  3. You empathized with her and cared more for her in her distress than maybe anyone else ever has. You prayed for her. You felt deeply for her. You wished her profound wellness. You ached for her. You did your part the best you could with all your heart. Well done.

  4. Therese, you just have to honor your own boundaries. I’m very proud of you, you did exactly what I would have done were I here. Since you know this is a hard place for you to be, send those tasks to others, don’t even get involved.

    Just let the poster know you will refer the matter to an Admin. You have to protect you and the many people you are destined to help. God had others put their footprints in the plan~
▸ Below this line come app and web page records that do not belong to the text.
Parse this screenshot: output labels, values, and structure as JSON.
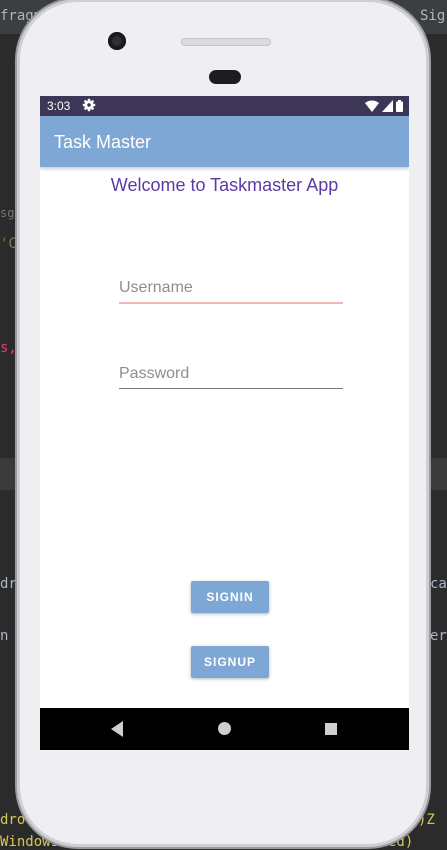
{
  "ide": {
    "tab_left": "fragm",
    "tab_right": "Sig",
    "code_fragments": [
      "sg:",
      "'Cr",
      "s,",
      "dr",
      "n t",
      "dro",
      "Windows",
      "cat",
      "er",
      ")Z",
      "ed)"
    ]
  },
  "statusbar": {
    "time": "3:03",
    "icons": [
      "settings-icon",
      "wifi-icon",
      "signal-icon",
      "battery-icon"
    ]
  },
  "appbar": {
    "title": "Task Master"
  },
  "main": {
    "welcome": "Welcome to Taskmaster App",
    "username_placeholder": "Username",
    "password_placeholder": "Password",
    "signin_label": "SIGNIN",
    "signup_label": "SIGNUP"
  },
  "navbar": {
    "icons": [
      "back-icon",
      "home-icon",
      "recents-icon"
    ]
  },
  "colors": {
    "appbar": "#7fa7d6",
    "statusbar": "#3e3656",
    "welcome_text": "#5b3aa4",
    "username_underline": "#f2b8b8"
  }
}
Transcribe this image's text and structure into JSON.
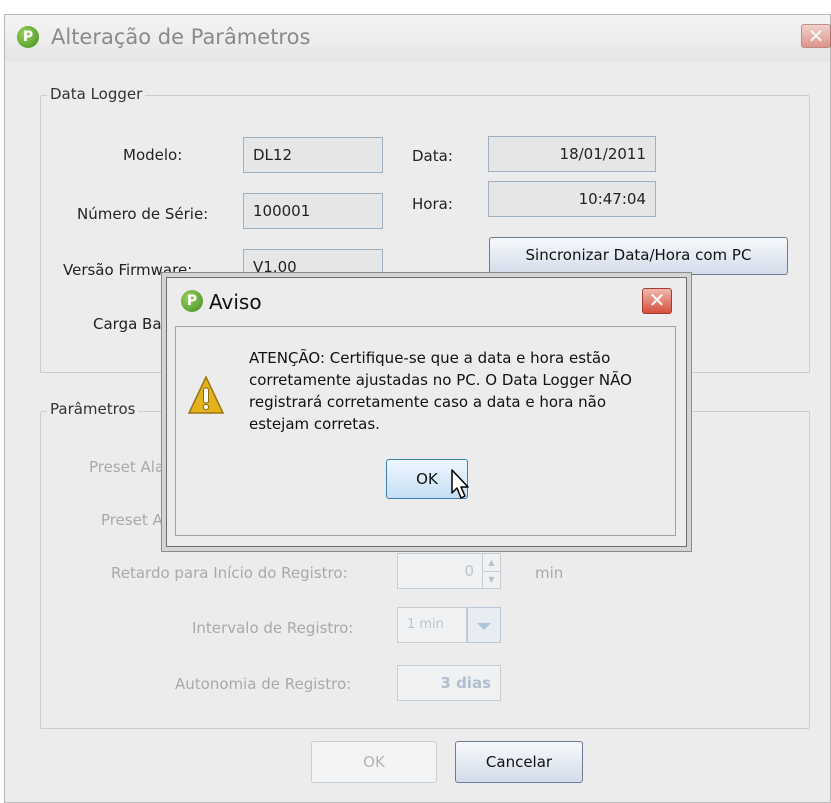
{
  "window": {
    "title": "Alteração de Parâmetros",
    "close_glyph": "✕",
    "icon": "app-logo-icon"
  },
  "data_logger": {
    "group_title": "Data Logger",
    "modelo_label": "Modelo:",
    "modelo_value": "DL12",
    "serie_label": "Número de Série:",
    "serie_value": "100001",
    "firmware_label": "Versão Firmware:",
    "firmware_value": "V1.00",
    "carga_label": "Carga Ba",
    "data_label": "Data:",
    "data_value": "18/01/2011",
    "hora_label": "Hora:",
    "hora_value": "10:47:04",
    "sync_button": "Sincronizar Data/Hora com PC"
  },
  "parametros": {
    "group_title": "Parâmetros",
    "preset_alarme_1_label": "Preset Ala",
    "preset_alarme_2_label": "Preset A",
    "retardo_label": "Retardo para Início do Registro:",
    "retardo_value": "0",
    "retardo_unit": "min",
    "intervalo_label": "Intervalo de Registro:",
    "intervalo_value": "1 min",
    "autonomia_label": "Autonomia de Registro:",
    "autonomia_value": "3 dias"
  },
  "footer": {
    "ok_button": "OK",
    "cancel_button": "Cancelar"
  },
  "dialog": {
    "title": "Aviso",
    "close_glyph": "✕",
    "icon": "warning-icon",
    "message_lines": [
      "ATENÇÃO: Certifique-se que a data e hora estão",
      "corretamente ajustadas no PC. O Data Logger NÃO",
      "registrará corretamente caso a data e hora não",
      "estejam corretas."
    ],
    "ok_button": "OK"
  },
  "colors": {
    "accent_green": "#3e8f1e",
    "close_red": "#d4503f",
    "warning_yellow": "#e3b21c"
  }
}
  5. Compassion means sharing and support, so that is what I’d like to do. (I just recently read your latest post on Psych Central). I’m not a professional myself so anything I say is only from personal experience, etc.

    Your analysis was right, you did what you could, and did what was best for the people of the support group and for the person having suicidal thoughts. Suicide Hotlines are there to address specific situations and needs. They have the resources and training for that, so they are the people tot all with to address suicidal thoughts and thinking. That is the best treatment available to people.

    Sometimes writing is easier for people than talking on a phone, so maybe as compassion there needs to be something that makes people comfortable calling a Suicide Prevention Hotline, about talking with someone and feeling it’s ok to call them and that they will address their needs much better than you would be able to.

    You sent her a message with a hotline number. Her reaction is not your fault, and you did not cause it. How people accept help is not something you can control, as they are their own person with their thoughts processes and ways of reacting to the world.

    As the Sanaya Roman quote says, if you can assist them by connecting them with people who can help them, than that itself is an act of compassion and will get them the help they need. Its work that takes many people working together, each contributing and doing what they can while also knowing the boundaries that are best for each. One organization is limited by what it can do in the world, which topics it focuses on and addresses , so too as individuals we work within specific fields of work.

  6. Whoa..just read this. There are many trolls out there who will take advantage of other people and groups for there own perverse amusement. Until you sight every one of your group members psychiatric diagnoses I’d be giving them all a wide berth. I’d be blocking more than you have. I bet you’ve blocked no-one? Block em.

  7. Once when my four children were little and my abusive husband (ex) had me to my limits, I called my sister and said: “I’m just going to commit suicide”. She said, “can you wait until Monday, I’m busy right now”. I wasn’t prepared for that answer and just sat there, staring at the bright, yellow kitchen wall. No, I did not commit suicide, I just felt like it at that moment.

Leave a Reply

Your email address will not be published. Required fields are marked *